The crew of the Yemenia Airbus A310-300 that crashed during a night let-down to Moroni airport on the Comoros Islands on 30 June faced a high-workload approach. Some airlines refuse to perform night approaches at the airport.There was no emergency call from the crew to indicate technical problems.
The aircraft crashed into the sea north-west of the island in a location least 20km (11nm) north of the flightpath that it would have been expected to fly to position for Runway 20.
All 11 crew and 141 of the 142 passengers were killed, but rescue boats picked up a 14-year-old girl survivor who, the Cormoros medical services report, received injuries, although she is expected to recover.
The aircraft was a 19-year-old Pratt & Whitney PW4152-powered A310-300 (70-ADJ) leased by Yemenia from International Lease Finance.
According to Airbus, the accident took place at 01:50 on 30 June. Weather conditions indicate good night visibility, but there were strong southerly winds gusting to 38kt (70km/h).

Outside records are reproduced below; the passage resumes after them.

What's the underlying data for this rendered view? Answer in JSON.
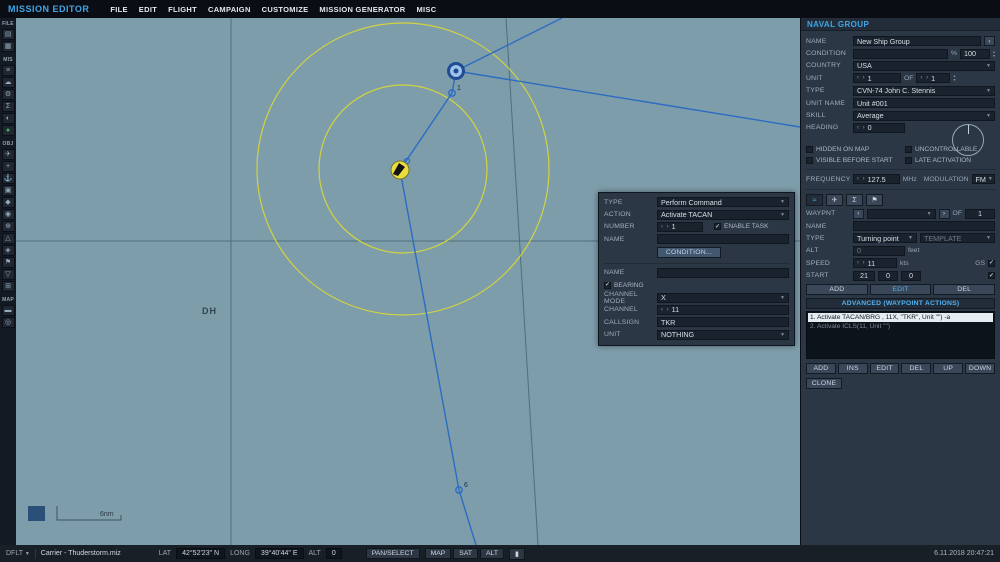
{
  "titlebar": {
    "app_title": "MISSION EDITOR",
    "menus": [
      "FILE",
      "EDIT",
      "FLIGHT",
      "CAMPAIGN",
      "CUSTOMIZE",
      "MISSION GENERATOR",
      "MISC"
    ]
  },
  "left_toolbar": {
    "sections": [
      {
        "label": "FILE",
        "icons": [
          {
            "name": "new-mission-icon",
            "glyph": "▤"
          },
          {
            "name": "open-mission-icon",
            "glyph": "▦"
          }
        ]
      },
      {
        "label": "MIS",
        "icons": [
          {
            "name": "briefing-icon",
            "glyph": "≡"
          },
          {
            "name": "weather-icon",
            "glyph": "☁"
          },
          {
            "name": "options-icon",
            "glyph": "⚙"
          },
          {
            "name": "summary-icon",
            "glyph": "Σ"
          },
          {
            "name": "time-icon",
            "glyph": "◐"
          },
          {
            "name": "goal-icon",
            "glyph": "●",
            "color": "#3fae5a"
          }
        ]
      },
      {
        "label": "OBJ",
        "icons": [
          {
            "name": "airplane-icon",
            "glyph": "✈"
          },
          {
            "name": "helicopter-icon",
            "glyph": "+"
          },
          {
            "name": "ship-icon",
            "glyph": "⚓"
          },
          {
            "name": "vehicle-icon",
            "glyph": "▣"
          },
          {
            "name": "static-object-icon",
            "glyph": "◆"
          },
          {
            "name": "zone-icon",
            "glyph": "◉"
          },
          {
            "name": "template-icon",
            "glyph": "⊕"
          },
          {
            "name": "warehouse-icon",
            "glyph": "△"
          },
          {
            "name": "bullseye-icon",
            "glyph": "◈"
          },
          {
            "name": "flag-icon",
            "glyph": "⚑"
          },
          {
            "name": "marker-icon",
            "glyph": "▽"
          },
          {
            "name": "grid-icon",
            "glyph": "⊞"
          }
        ]
      },
      {
        "label": "MAP",
        "icons": [
          {
            "name": "ruler-icon",
            "glyph": "▬"
          },
          {
            "name": "map-options-icon",
            "glyph": "◎"
          }
        ]
      }
    ]
  },
  "map": {
    "dh_label": "DH",
    "scale_label": "6nm",
    "wp1_label": "1",
    "wp6_label": "6"
  },
  "naval_group": {
    "title": "NAVAL GROUP",
    "name_label": "NAME",
    "name_value": "New Ship Group",
    "condition_label": "CONDITION",
    "condition_pct": "%",
    "condition_value": "100",
    "country_label": "COUNTRY",
    "country_value": "USA",
    "unit_label": "UNIT",
    "unit_value": "1",
    "unit_of": "OF",
    "unit_total": "1",
    "type_label": "TYPE",
    "type_value": "CVN-74 John C. Stennis",
    "unitname_label": "UNIT NAME",
    "unitname_value": "Unit #001",
    "skill_label": "SKILL",
    "skill_value": "Average",
    "heading_label": "HEADING",
    "heading_value": "0",
    "check_hidden": "HIDDEN ON MAP",
    "check_uncontrollable": "UNCONTROLLABLE",
    "check_visible": "VISIBLE BEFORE START",
    "check_late": "LATE ACTIVATION",
    "freq_label": "FREQUENCY",
    "freq_value": "127.5",
    "freq_unit": "MHz",
    "mod_label": "MODULATION",
    "mod_value": "FM",
    "waypoint": {
      "tabs": [
        {
          "name": "route-tab",
          "glyph": "≈"
        },
        {
          "name": "payload-tab",
          "glyph": "✈"
        },
        {
          "name": "summary-tab",
          "glyph": "Σ"
        },
        {
          "name": "triggers-tab",
          "glyph": "⚑"
        }
      ],
      "waypnt_label": "WAYPNT",
      "waypnt_of": "OF",
      "waypnt_total": "1",
      "name_label": "NAME",
      "name_value": "",
      "type_label": "TYPE",
      "type_value": "Turning point",
      "template_label": "TEMPLATE",
      "alt_label": "ALT",
      "alt_value": "0",
      "alt_unit": "feet",
      "speed_label": "SPEED",
      "speed_value": "11",
      "speed_unit": "kts",
      "gs_label": "GS",
      "start_label": "START",
      "start_d": "21",
      "start_h": "0",
      "start_m": "0",
      "btn_add": "ADD",
      "btn_edit": "EDIT",
      "btn_del": "DEL",
      "advanced_label": "ADVANCED (WAYPOINT ACTIONS)",
      "actions": [
        {
          "text": "1. Activate TACAN/BRG , 11X, \"TKR\", Unit \"\") -a",
          "selected": true
        },
        {
          "text": "2. Activate ICLS(11, Unit \"\")",
          "selected": false
        }
      ],
      "action_buttons": [
        "ADD",
        "INS",
        "EDIT",
        "DEL",
        "UP",
        "DOWN"
      ],
      "clone_label": "CLONE"
    }
  },
  "task_dialog": {
    "type_label": "TYPE",
    "type_value": "Perform Command",
    "action_label": "ACTION",
    "action_value": "Activate TACAN",
    "number_label": "NUMBER",
    "number_value": "1",
    "enable_task_label": "ENABLE TASK",
    "name1_label": "NAME",
    "name1_value": "",
    "condition_button": "CONDITION...",
    "name2_label": "NAME",
    "name2_value": "",
    "bearing_label": "BEARING",
    "channel_mode_label": "CHANNEL MODE",
    "channel_mode_value": "X",
    "channel_label": "CHANNEL",
    "channel_value": "11",
    "callsign_label": "CALLSIGN",
    "callsign_value": "TKR",
    "unit_label": "UNIT",
    "unit_value": "NOTHING"
  },
  "statusbar": {
    "dflt": "DFLT",
    "mission": "Carrier - Thuderstorm.miz",
    "lat_label": "LAT",
    "lat": "42°52'23\" N",
    "long_label": "LONG",
    "long": "39°40'44\" E",
    "alt_label": "ALT",
    "alt": "0",
    "pan_select": "PAN/SELECT",
    "view_buttons": [
      "MAP",
      "SAT",
      "ALT"
    ],
    "datetime": "6.11.2018 20:47:21"
  }
}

At Moroni, where there are mountains to the south of the airport, those winds create turbulence and windshear in the airport’s vicinity. The pilots’ approach charts warn of windshear as a standard local hazard.
Moroni’s Prince Said Ibrahim airport is on the western coast of Grande Comore. It has a single north-south runway, 02/20, which is 2,900m (9,515ft) long.

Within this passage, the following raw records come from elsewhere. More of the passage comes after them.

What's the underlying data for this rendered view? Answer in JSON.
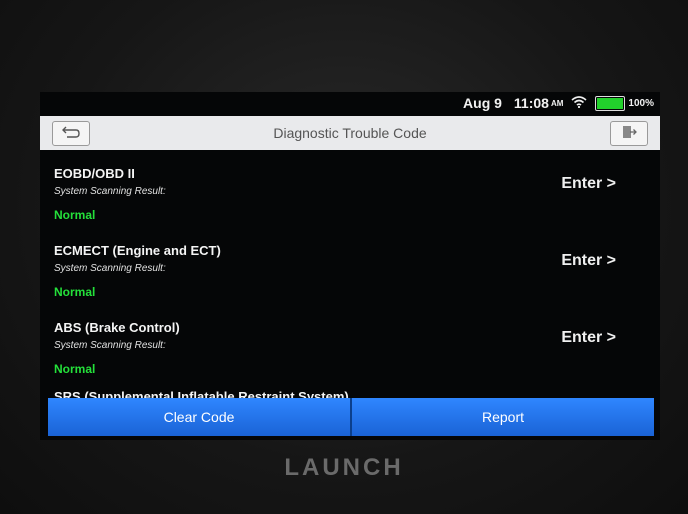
{
  "status": {
    "date": "Aug 9",
    "time": "11:08",
    "ampm": "AM",
    "wifi_icon": "wifi-icon",
    "battery_level": 100,
    "battery_text": "100%"
  },
  "titlebar": {
    "title": "Diagnostic Trouble Code",
    "back_icon": "back-arrow-icon",
    "exit_icon": "exit-icon"
  },
  "systems": [
    {
      "name": "EOBD/OBD II",
      "label": "System Scanning Result:",
      "result": "Normal",
      "action": "Enter >"
    },
    {
      "name": "ECMECT (Engine and ECT)",
      "label": "System Scanning Result:",
      "result": "Normal",
      "action": "Enter >"
    },
    {
      "name": "ABS (Brake Control)",
      "label": "System Scanning Result:",
      "result": "Normal",
      "action": "Enter >"
    },
    {
      "name": "SRS (Supplemental Inflatable Restraint System)"
    }
  ],
  "actions": {
    "clear_label": "Clear Code",
    "report_label": "Report"
  },
  "brand": "LAUNCH",
  "colors": {
    "normal": "#24e03a",
    "accent": "#2f86ff",
    "titlebar": "#e9eaec"
  }
}
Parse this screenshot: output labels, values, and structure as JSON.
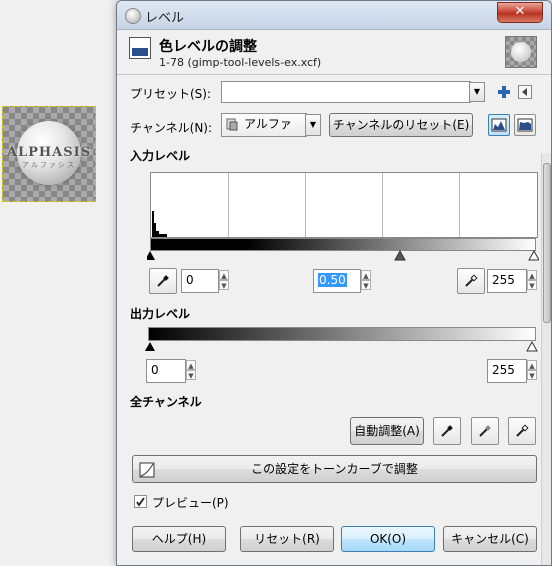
{
  "thumbnail": {
    "logo_text": "ALPHASIS",
    "logo_sub": "アルファシス"
  },
  "window": {
    "title": "レベル",
    "close_label": "✕"
  },
  "header": {
    "title": "色レベルの調整",
    "subtitle": "1-78 (gimp-tool-levels-ex.xcf)"
  },
  "preset": {
    "label": "プリセット(S):",
    "value": "",
    "add_icon": "plus-icon",
    "menu_icon": "menu-arrow-icon"
  },
  "channel": {
    "label": "チャンネル(N):",
    "selected": "アルファ",
    "reset_label": "チャンネルのリセット(E)",
    "linear_icon": "linear-histogram-icon",
    "log_icon": "log-histogram-icon"
  },
  "input_levels": {
    "section_label": "入力レベル",
    "low_value": "0",
    "gamma_value": "0.50",
    "high_value": "255"
  },
  "output_levels": {
    "section_label": "出力レベル",
    "low_value": "0",
    "high_value": "255"
  },
  "all_channels": {
    "section_label": "全チャンネル",
    "auto_label": "自動調整(A)"
  },
  "curves_button": {
    "label": "この設定をトーンカーブで調整"
  },
  "preview": {
    "label": "プレビュー(P)",
    "checked": true
  },
  "buttons": {
    "help": "ヘルプ(H)",
    "reset": "リセット(R)",
    "ok": "OK(O)",
    "cancel": "キャンセル(C)"
  },
  "colors": {
    "accent": "#3c7fb1",
    "selection": "#3399ff",
    "close": "#c8493a"
  }
}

At night, the aircraft, inbound from Sana’a, Yemen, would have been expected to carry out a VOR-DME-ILS (VOR-distance measuring equipment-instrument landing system) approach towards Runway 02 to stay clear of terrain in the non-radar environment, breaking left at the outer marker to position for a 1,000ft altitude right-hand visual circuit to land on Runway 20 because the wind that night would not have permitted a landing on Runway 02.
From the circuit’s downwind leg the aircraft has to carry out a curved descending right turn over the sea on to final approach, assisted by flashing lights under the flightpath intended to help the pilots avoid drifting inland where there is high terrain, so as to intercept straight-in finals about 4km from the runway threshhold.
Unconfirmed reports suggest the aircraft was lost during its second attempt at the approach.
See what David Learmount has to say on the matter on his blog Learmount: Safety and Politics don't mix